Top
SoundCloud’s ‘The Upload’ uses machine learning to help you find new tracks – A N I T H
fade
3550
post-template-default,single,single-post,postid-3550,single-format-standard,eltd-core-1.1.1,flow child-child-ver-1.0.0,flow-ver-1.3.6,eltd-smooth-scroll,eltd-smooth-page-transitions,ajax,eltd-blog-installed,page-template-blog-standard,eltd-header-standard,eltd-fixed-on-scroll,eltd-default-mobile-header,eltd-sticky-up-mobile-header,eltd-dropdown-default,wpb-js-composer js-comp-ver-5.0.1,vc_responsive

SoundCloud’s ‘The Upload’ uses machine learning to help you find new tracks

SoundCloud’s ‘The Upload’ uses machine learning to help you find new tracks

SoundCloud made a name for itself among the landscape of music streaming services as the one where creators themselves were uploading music and other sound recordings — picking up the moniker “the YouTube of audio” in the process. Now the company is launching a new discovery feature that plays on that idea. The Upload, as it is called, will suggest new music to you that has been uploaded to SoundCloud in the last few days, basing its suggestions on what you have listened to on SoundCloud in the past, and using machine learning to figure out what you might like to listen to next.

You get to the new feature by navigating via the Discover tab on the web, or through Search on SoundCloud’s iOS and Android apps, SoundCloud noted in a blog post announcing the new service.

Upload is an expansion on another discovery feature that SoundCloud had launched a year ago called Suggested Tracks, which also used similar algorithms but dipped into SoundCloud’s wider catalog. If Suggested Tracks was like Discover Weekly, The Upload is like Spotify’s Release Radar, which also is aimed at suggesting new releases to users.

Tools like these that help users figure out what to listen to on large, open-ended music platforms are a core part of how these streaming services grow their user bases and engagement, specifically as they try to grow beyond a core audience of early-adopter music enthusiasts. More casual listeners might be wooed by the sound of having millions of tracks at their disposal to listen to, but when it comes to actually figuring out what to play, you might come up mute.

That will be especially true at SoundCloud, which touts over 150 million music tracks for its premium Go+ users (120 million for Free and Go users) and a significantly more open taxonomy with multiple versions of the same song, by different and the same people in the most popular cases.

We’ve asked, but SoundCloud is not disclosing, just how many tracks are uploaded each week.

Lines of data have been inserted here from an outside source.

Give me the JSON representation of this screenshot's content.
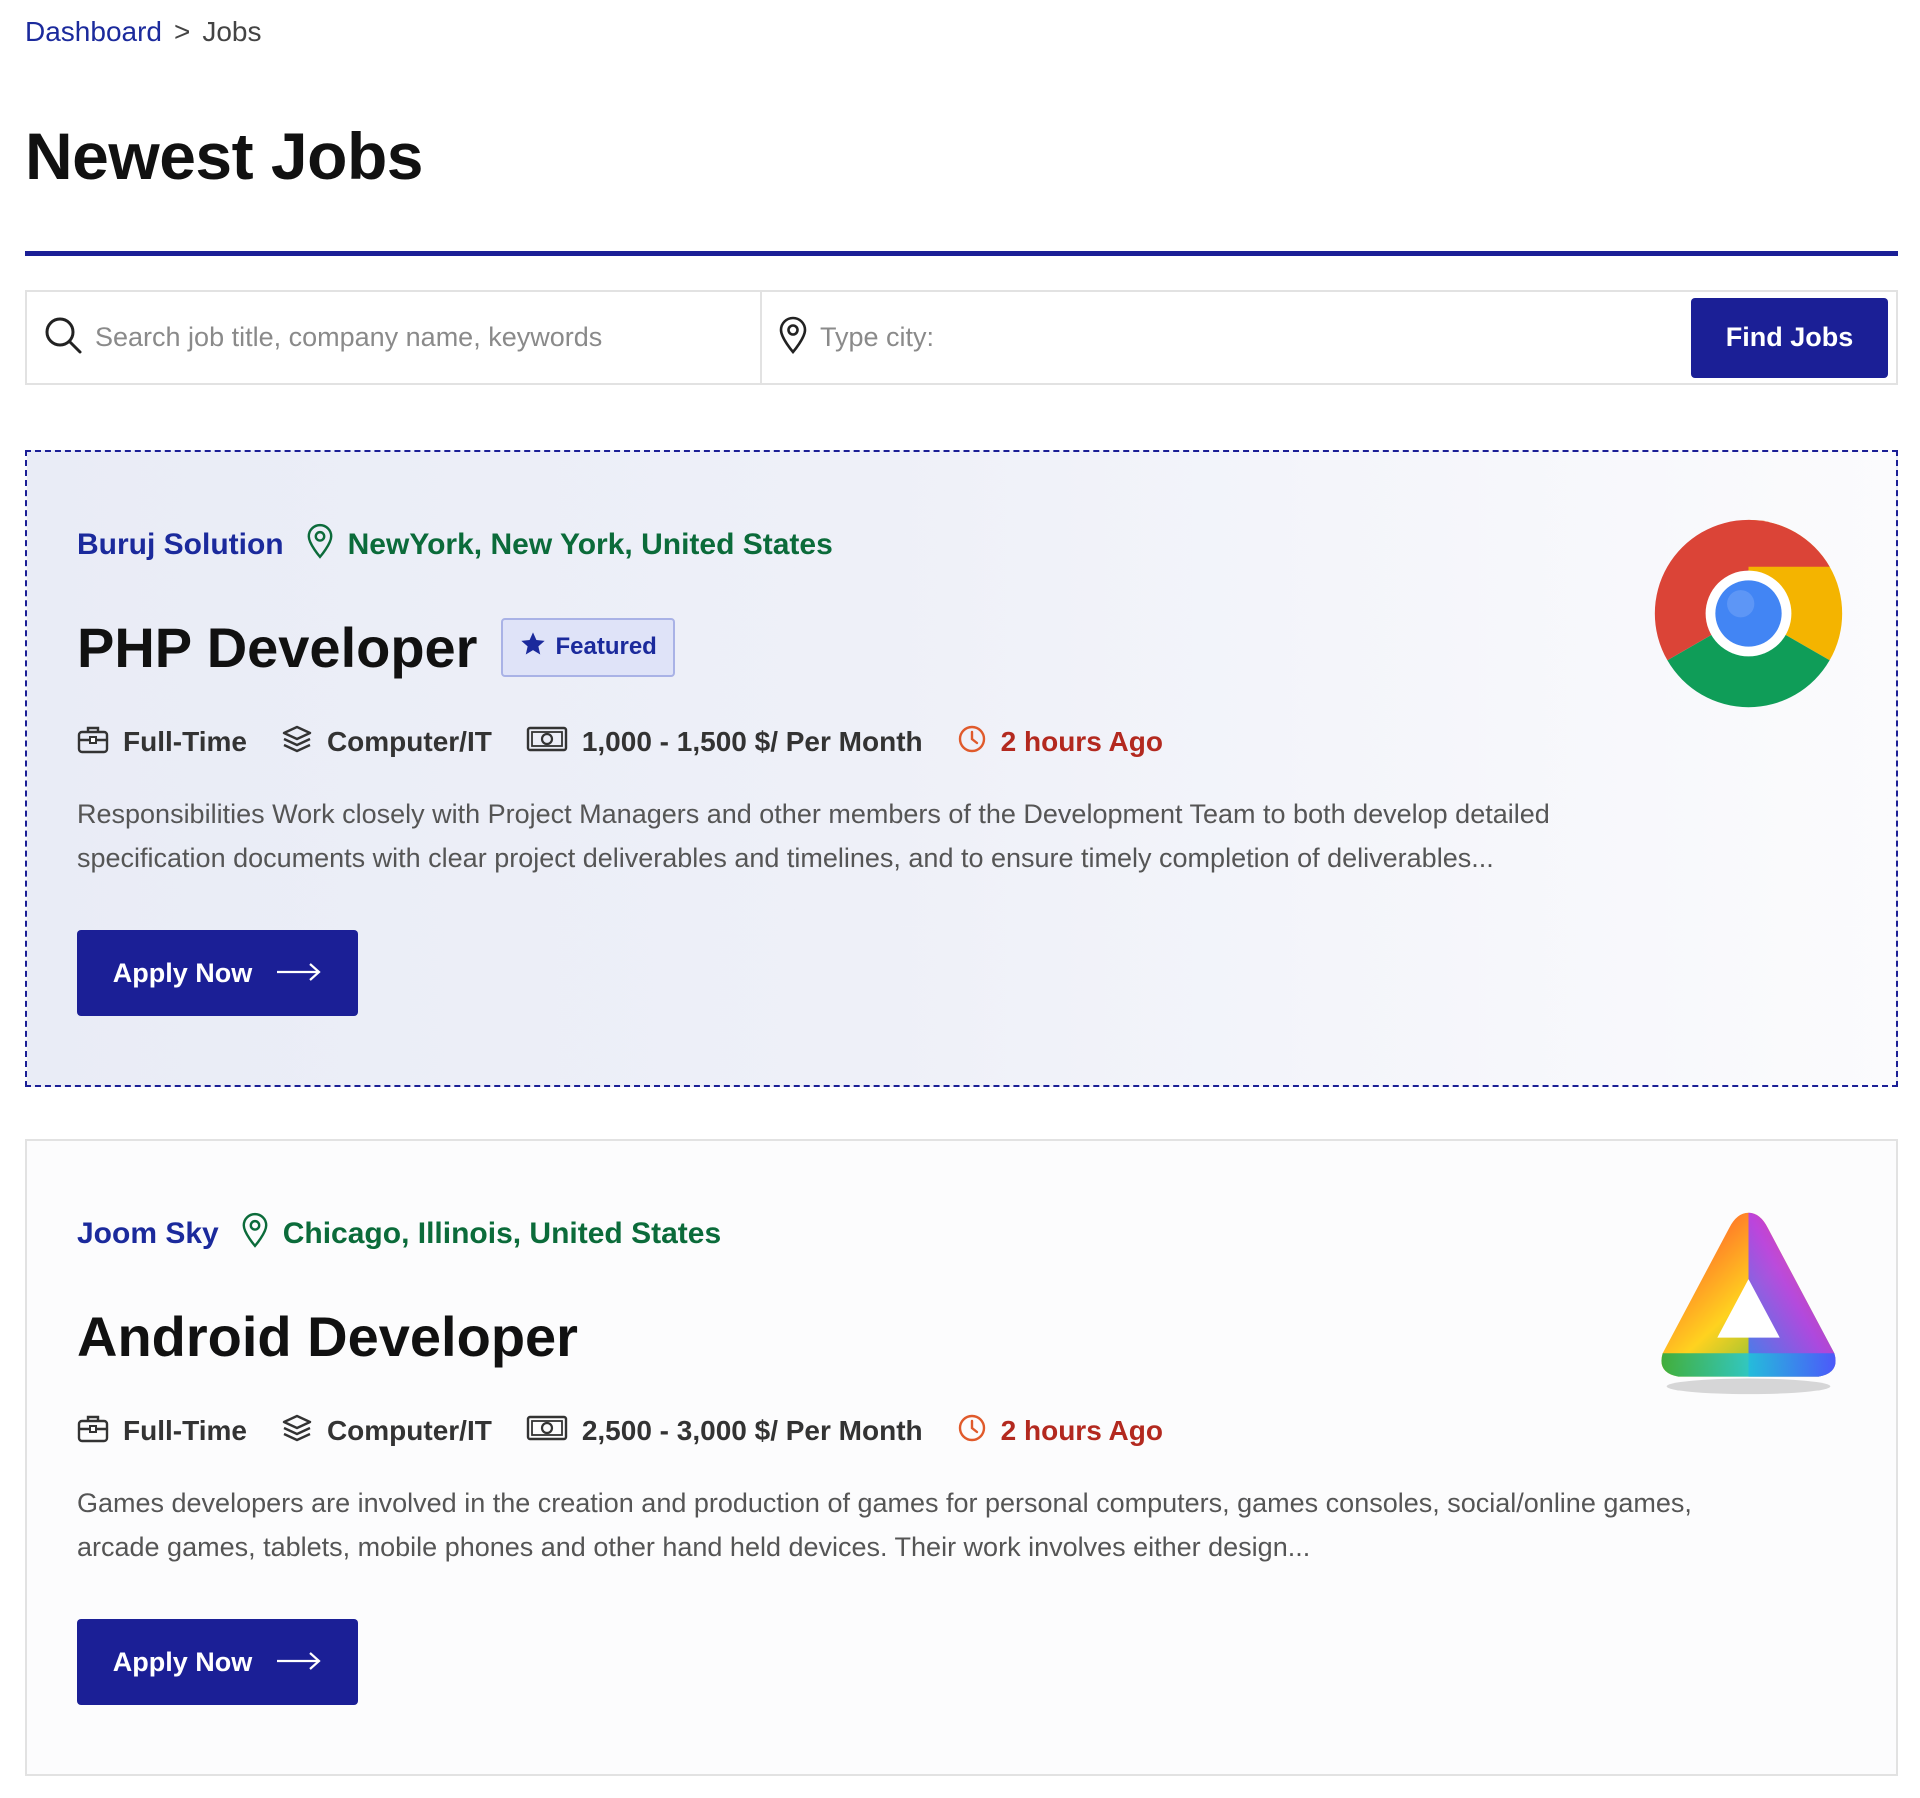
{
  "breadcrumb": {
    "home": "Dashboard",
    "separator": ">",
    "current": "Jobs"
  },
  "page_title": "Newest Jobs",
  "search": {
    "keyword_placeholder": "Search job title, company name, keywords",
    "city_placeholder": "Type city:",
    "button_label": "Find Jobs"
  },
  "colors": {
    "primary": "#1b1f96",
    "link": "#1b2a9c",
    "location": "#0b6b3a",
    "time": "#b3291f"
  },
  "jobs": [
    {
      "company": "Buruj Solution",
      "location": "NewYork, New York, United States",
      "title": "PHP Developer",
      "badge": "Featured",
      "type": "Full-Time",
      "category": "Computer/IT",
      "salary": "1,000 - 1,500 $/ Per Month",
      "posted": "2 hours Ago",
      "description": "Responsibilities Work closely with Project Managers and other members of the Development Team to both develop detailed specification documents with clear project deliverables and timelines, and to ensure timely completion of deliverables...",
      "apply_label": "Apply Now",
      "logo_icon": "chrome-logo"
    },
    {
      "company": "Joom Sky",
      "location": "Chicago, Illinois, United States",
      "title": "Android Developer",
      "type": "Full-Time",
      "category": "Computer/IT",
      "salary": "2,500 - 3,000 $/ Per Month",
      "posted": "2 hours Ago",
      "description": "Games developers are involved in the creation and production of games for personal computers, games consoles, social/online games, arcade games, tablets, mobile phones and other hand held devices. Their work involves either design...",
      "apply_label": "Apply Now",
      "logo_icon": "rainbow-triangle-logo"
    }
  ]
}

Nevertheless, given that SoundCloud actually has more tracks than many of the other services out there, it’s a little surprising to me that it hasn’t made more of an effort to launch more discovery services like this. In addition to The Upload and Suggested Tracks, other machine-learning powered services on SoundCloud today include Who to Follow, Stations (track and artist stations) and Charts.

More generally, SoundCloud is in a bit of a crunch time at the moment. The company says it has 175 million users, and while it is trying to convert more of them to paid tiers (the cheapest level of SoundCloud Go starts at $4.99), it is also trying to grow the bigger user base to push its advertising model, and to continue to make the platform an attractive place for creators to show off their work.

The company has at times been an acquisition target for the likes of Spotify, Google and Twitter, but from what we’ve heard, it has things to get in order before it can command a deal at or above the price where investors are valuing it (which was $700 million at its last equity round, although that was now back in 2014).

The company is, from what we understand, still trying to close another equity round, so getting more services to improve engagement in place may also be to help put it in shape for that. In the meantime, SoundCloud more recently has been arranging credit lines — the last was announced in March, for $70 million.

 



Source link

Anith Gopal
No Comments

Post a Comment